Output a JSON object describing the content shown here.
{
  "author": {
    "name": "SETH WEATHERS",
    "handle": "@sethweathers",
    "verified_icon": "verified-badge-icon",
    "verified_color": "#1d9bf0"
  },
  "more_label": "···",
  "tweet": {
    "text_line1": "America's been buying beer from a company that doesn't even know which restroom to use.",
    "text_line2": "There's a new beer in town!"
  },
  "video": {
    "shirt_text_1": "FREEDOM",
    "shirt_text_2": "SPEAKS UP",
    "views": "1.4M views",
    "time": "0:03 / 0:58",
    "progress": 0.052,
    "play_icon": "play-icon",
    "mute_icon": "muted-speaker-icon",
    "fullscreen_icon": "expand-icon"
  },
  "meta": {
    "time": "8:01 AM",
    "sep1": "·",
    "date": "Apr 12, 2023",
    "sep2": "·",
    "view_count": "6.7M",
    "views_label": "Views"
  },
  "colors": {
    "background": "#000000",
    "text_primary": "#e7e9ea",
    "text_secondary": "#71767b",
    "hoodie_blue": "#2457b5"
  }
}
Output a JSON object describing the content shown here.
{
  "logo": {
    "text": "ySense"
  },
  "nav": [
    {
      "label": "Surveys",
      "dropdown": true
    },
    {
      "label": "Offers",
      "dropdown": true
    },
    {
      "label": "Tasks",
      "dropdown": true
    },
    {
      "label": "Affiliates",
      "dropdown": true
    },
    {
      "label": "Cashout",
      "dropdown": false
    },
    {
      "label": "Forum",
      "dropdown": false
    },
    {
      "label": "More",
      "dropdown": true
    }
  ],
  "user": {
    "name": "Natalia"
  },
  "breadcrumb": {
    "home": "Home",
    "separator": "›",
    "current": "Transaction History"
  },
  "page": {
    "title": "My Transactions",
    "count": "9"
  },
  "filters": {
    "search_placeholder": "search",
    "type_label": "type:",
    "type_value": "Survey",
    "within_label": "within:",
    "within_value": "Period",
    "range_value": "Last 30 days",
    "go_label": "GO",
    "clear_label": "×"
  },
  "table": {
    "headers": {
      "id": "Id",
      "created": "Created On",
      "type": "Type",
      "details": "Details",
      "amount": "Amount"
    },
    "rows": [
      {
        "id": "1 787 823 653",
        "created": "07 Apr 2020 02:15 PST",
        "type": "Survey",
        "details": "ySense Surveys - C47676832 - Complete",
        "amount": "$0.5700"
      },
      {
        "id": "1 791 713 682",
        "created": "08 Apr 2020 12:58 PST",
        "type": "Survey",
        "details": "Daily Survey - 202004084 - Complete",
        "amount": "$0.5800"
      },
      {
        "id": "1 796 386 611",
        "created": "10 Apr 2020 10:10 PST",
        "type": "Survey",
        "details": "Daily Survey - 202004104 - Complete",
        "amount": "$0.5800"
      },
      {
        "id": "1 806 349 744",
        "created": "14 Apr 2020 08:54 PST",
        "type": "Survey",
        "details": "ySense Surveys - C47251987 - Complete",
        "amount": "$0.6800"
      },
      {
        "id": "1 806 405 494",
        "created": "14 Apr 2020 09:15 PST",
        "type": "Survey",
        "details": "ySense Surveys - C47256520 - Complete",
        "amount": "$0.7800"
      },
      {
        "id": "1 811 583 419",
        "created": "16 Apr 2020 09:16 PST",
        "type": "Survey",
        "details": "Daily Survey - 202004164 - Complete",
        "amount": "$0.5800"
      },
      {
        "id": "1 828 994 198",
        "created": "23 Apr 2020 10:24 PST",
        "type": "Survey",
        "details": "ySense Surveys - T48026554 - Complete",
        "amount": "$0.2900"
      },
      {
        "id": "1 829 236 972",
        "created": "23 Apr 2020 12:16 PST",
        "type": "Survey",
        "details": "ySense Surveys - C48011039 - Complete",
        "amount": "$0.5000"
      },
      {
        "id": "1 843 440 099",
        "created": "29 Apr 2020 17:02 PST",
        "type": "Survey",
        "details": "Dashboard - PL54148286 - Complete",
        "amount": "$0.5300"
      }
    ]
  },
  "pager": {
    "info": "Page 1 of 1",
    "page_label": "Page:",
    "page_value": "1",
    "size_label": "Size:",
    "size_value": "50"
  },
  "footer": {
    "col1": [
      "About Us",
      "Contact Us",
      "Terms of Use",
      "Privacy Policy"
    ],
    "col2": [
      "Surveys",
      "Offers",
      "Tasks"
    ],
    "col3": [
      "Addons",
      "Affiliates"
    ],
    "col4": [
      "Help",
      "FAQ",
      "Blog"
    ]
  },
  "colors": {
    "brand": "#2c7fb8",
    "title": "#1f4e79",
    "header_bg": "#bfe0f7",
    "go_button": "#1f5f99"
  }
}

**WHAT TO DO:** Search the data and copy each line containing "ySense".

**YOUR RESPONSE:**
    "text": "ySense"
        "details": "ySense Surveys - C47676832 - Complete",
        "details": "ySense Surveys - C47251987 - Complete",
        "details": "ySense Surveys - C47256520 - Complete",
        "details": "ySense Surveys - T48026554 - Complete",
        "details": "ySense Surveys - C48011039 - Complete",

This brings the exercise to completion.